In a decision released today, Justice Bruce Cohen of the BC Supreme Court declined to strike down provisions of the BC Elections Act that infringe constitutional guarantees of freedom of expression because he found they were justified in a free and democratic society.
FIPA brought the constitutional challenge last year, after attempts to persuade the government to amend the law were repeatedly rejected.
BC is the only jurisdiction in Canada which does not have a minimum amount that must be spent on ‘advertising’ before a person or group is required to register with the election authorities. We argued that this absolute ban on unregistered expression was unconstitutional as it applies to things like handwritten signs or electronic communications with a value of zero. Studies have shown people and groups avoid public comment, for fear of hefty fines and even jail time for violating the law.

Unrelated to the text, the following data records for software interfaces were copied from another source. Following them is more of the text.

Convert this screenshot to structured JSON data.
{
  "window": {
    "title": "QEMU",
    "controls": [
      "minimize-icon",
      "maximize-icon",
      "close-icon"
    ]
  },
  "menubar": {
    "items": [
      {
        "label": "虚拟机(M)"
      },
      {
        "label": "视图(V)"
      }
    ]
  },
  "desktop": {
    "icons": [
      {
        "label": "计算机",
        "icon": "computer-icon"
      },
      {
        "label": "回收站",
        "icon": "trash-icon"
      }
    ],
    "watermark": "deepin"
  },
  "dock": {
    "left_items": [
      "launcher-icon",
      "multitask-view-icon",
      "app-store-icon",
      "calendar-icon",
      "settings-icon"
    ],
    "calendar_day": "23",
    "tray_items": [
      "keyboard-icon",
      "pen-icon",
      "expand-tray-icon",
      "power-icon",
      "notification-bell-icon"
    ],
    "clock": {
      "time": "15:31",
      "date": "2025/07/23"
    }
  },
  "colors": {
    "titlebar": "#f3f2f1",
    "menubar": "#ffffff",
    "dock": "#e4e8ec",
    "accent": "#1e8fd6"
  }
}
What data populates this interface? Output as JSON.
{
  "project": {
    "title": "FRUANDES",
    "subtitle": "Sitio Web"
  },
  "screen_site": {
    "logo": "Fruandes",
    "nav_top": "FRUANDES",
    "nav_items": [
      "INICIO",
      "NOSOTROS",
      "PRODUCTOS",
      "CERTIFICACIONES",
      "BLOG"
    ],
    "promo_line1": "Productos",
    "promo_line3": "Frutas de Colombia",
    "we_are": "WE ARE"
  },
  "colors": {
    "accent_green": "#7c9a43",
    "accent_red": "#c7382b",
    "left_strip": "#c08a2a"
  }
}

We are reviewing the decision and our options with our legal counsel, Sean Hern of Farris Vaughn, who represented us pro bono in this matter.
The reasons for judgment can be found here.